The month of March has turned into a field of contention in a struggle for the ownership of Tibet’s historical memory. Tibetans claim March 10, the day the 1959 Tibetan uprising erupted in Lhasa, as a national day, and this year China has been forced to take drastic measures to contain any hint of it. At the same time, China has staked out a new holiday in order to commemorate the suppression of that same uprising: March 28 is henceforth to be “Serfs Emancipation Day.” There is nothing subtle about all this—China is quite determined to dominate the Tibetan historical view, whether or not coercion or even force is necessary.
On one level, the new holiday symbolizes the return of 1959 and the Tibetan uprising. In 1981, when discussions between the Dalai Lama’s representatives and the Chinese government were only beginning, no less a figure than Communist Party General Secretary Hu Yaobang asserted to the Dalai Lama’s brother, Gyalo Thondup, that “There should be no more quibbling about past history, namely the events of 1959. Let us disregard and forget this.” Subsequently, China did take 1959 off the table in talks with the Dalai Lama’s representatives. But now, in the clearest indication yet that those talks are at a dead-end—the last round, in November, ended humiliatingly for the Tibetans—China has brought 1959 back into play on its terms. Hence the renewed emphasis on marking 1959 as the year of liberation for Tibet’s brutally oppressed serfs.
There’s no doubt that Tibet’s traditional society was hierarchical and backwards, replete with aristocratic estates and a bound peasantry. And there’s no doubt that Tibetans, whether in exile or in Tibet voice no desire to restore such a society. Many Tibetans will readily admit that the social structure was highly inegalitarian. But it was hardly the cartoonish, cruel “Hell-on-Earth” that Chinese propaganda has portrayed it to be. Lost in most discussions is an understanding that Tibet’s demographic circumstances (a small population in a relatively large land area) served to mitigate the extent of exploitation. The situation was quite the reverse of China’s in the early 20th century, where far too little land for the large population allowed for severe exploitation by landowners. China’s categorization of Tibetan society as feudal (technically, a problematic characterization) obscures the fact that this socially backwards society, lacking the population pressures found elsewhere, simply didn’t break down as it ought to have and continued functioning smoothly into the 20th century. Inegalitarian? Yes. Sometimes harsh? Yes. But Hell-on-Earth for the vast majority of Tibetans? No. Traditional Tibetan society was not without its cruelties (the punishments visited on some political victims were indeed brutal), but seen proportionally, they paled in comparison to what transpired in China in the same period. In modern times mass flight from Tibet actually only happened after Tibet’s annexation to the People’s Republic of China.

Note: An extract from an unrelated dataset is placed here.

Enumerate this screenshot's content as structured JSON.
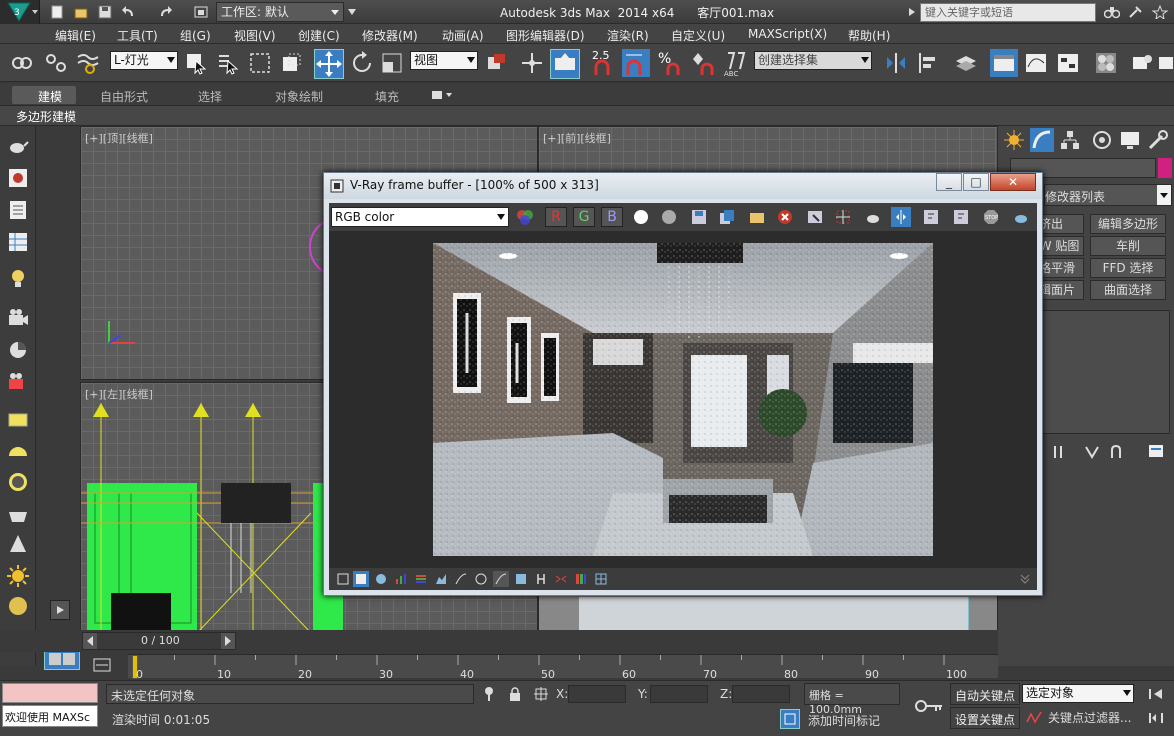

Tellingly, China often illustrates its Hell-on-Earth thesis with photographs and anecdotes derived from rather biased British imperial accounts of Tibet. That one might use such materials to create a similar narrative of decadent Chinese barbarism is no small irony; and such assertions can indeed be found in literature from the age of imperialism. A further irony is that for Tibetans today there is probably no period that registers in the historical memory as cruelly and as savagely as the one that started with democratic reforms in the 1950s (outside the present TAR) and continued through the depths of the Cultural Revolution. When the Dalai Lama’s first representatives returned to tour Tibet in 1979 cadres in Lhasa, believing their own propaganda, lectured the city’s residents about not venting anger at the visiting representatives of the cruel feudal past. What actually transpired was caught on film by the delegation and is still striking to watch: thousands of Tibetans descended on them in the center of Lhasa, recounting amidst tears how awful their lives had become in the intervening 20 years. These scenes stunned China’s leadership and for some, at least, made clear the depths to which Tibetan society had sunk since the era of »Feudal Serfdom.«
It’s hardly likely that most Tibetans, after all these decades, are ready to buy into the government-enforced description of their past; such ham-handed actions may well make many view the past as far rosier than it actually was. It is also unlikely to win over large foreign audiences beyond those who already are, or would like to be, convinced. Most likely, it will simply reinforce a Chinese sense of a mission civilatrice in Tibet. The colonial thinking and arrogance inherent in such missions when entertained by European powers in the past is obvious. And it is precisely the kind of attitude that will likely exacerbate friction in Tibet and—justifiably—lead Tibetans to view China’s presence in their land as of a sort with the colonialism of other nations.